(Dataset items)
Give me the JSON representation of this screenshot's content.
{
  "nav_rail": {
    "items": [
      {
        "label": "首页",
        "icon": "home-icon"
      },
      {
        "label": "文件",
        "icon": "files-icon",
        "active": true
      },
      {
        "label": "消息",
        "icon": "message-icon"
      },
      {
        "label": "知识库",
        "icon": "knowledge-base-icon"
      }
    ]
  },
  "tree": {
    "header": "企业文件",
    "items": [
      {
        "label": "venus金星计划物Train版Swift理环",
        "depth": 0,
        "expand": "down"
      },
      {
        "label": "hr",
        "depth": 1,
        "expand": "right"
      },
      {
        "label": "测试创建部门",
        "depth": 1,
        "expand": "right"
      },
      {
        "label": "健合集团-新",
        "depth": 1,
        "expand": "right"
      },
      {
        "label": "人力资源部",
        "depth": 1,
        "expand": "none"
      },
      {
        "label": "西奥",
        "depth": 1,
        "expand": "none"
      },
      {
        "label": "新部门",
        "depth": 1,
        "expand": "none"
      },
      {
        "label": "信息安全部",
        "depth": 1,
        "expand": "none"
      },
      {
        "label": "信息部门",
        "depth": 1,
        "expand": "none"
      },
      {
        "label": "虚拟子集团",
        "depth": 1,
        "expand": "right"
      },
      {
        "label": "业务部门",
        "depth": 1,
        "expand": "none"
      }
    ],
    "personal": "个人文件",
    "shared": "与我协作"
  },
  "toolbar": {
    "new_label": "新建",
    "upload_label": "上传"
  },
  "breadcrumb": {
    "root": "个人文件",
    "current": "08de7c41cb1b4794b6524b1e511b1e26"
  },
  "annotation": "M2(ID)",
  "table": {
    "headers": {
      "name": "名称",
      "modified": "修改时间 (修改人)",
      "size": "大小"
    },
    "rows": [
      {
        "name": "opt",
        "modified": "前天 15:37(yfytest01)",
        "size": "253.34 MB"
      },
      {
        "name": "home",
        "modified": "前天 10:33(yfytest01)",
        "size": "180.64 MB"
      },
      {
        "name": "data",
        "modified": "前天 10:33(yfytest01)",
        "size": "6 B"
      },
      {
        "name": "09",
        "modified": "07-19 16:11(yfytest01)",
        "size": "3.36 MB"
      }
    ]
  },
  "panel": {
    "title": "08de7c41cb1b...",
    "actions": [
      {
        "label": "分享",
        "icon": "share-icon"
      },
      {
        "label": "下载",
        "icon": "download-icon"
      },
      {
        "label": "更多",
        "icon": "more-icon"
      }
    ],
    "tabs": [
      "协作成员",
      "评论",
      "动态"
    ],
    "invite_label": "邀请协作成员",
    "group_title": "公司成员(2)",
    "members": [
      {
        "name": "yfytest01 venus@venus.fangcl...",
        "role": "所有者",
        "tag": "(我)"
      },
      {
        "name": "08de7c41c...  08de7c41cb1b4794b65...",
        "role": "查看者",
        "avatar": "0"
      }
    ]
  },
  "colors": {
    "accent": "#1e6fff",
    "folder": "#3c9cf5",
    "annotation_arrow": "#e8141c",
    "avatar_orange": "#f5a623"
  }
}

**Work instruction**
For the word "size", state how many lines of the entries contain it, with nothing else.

**Result of the exercise**
5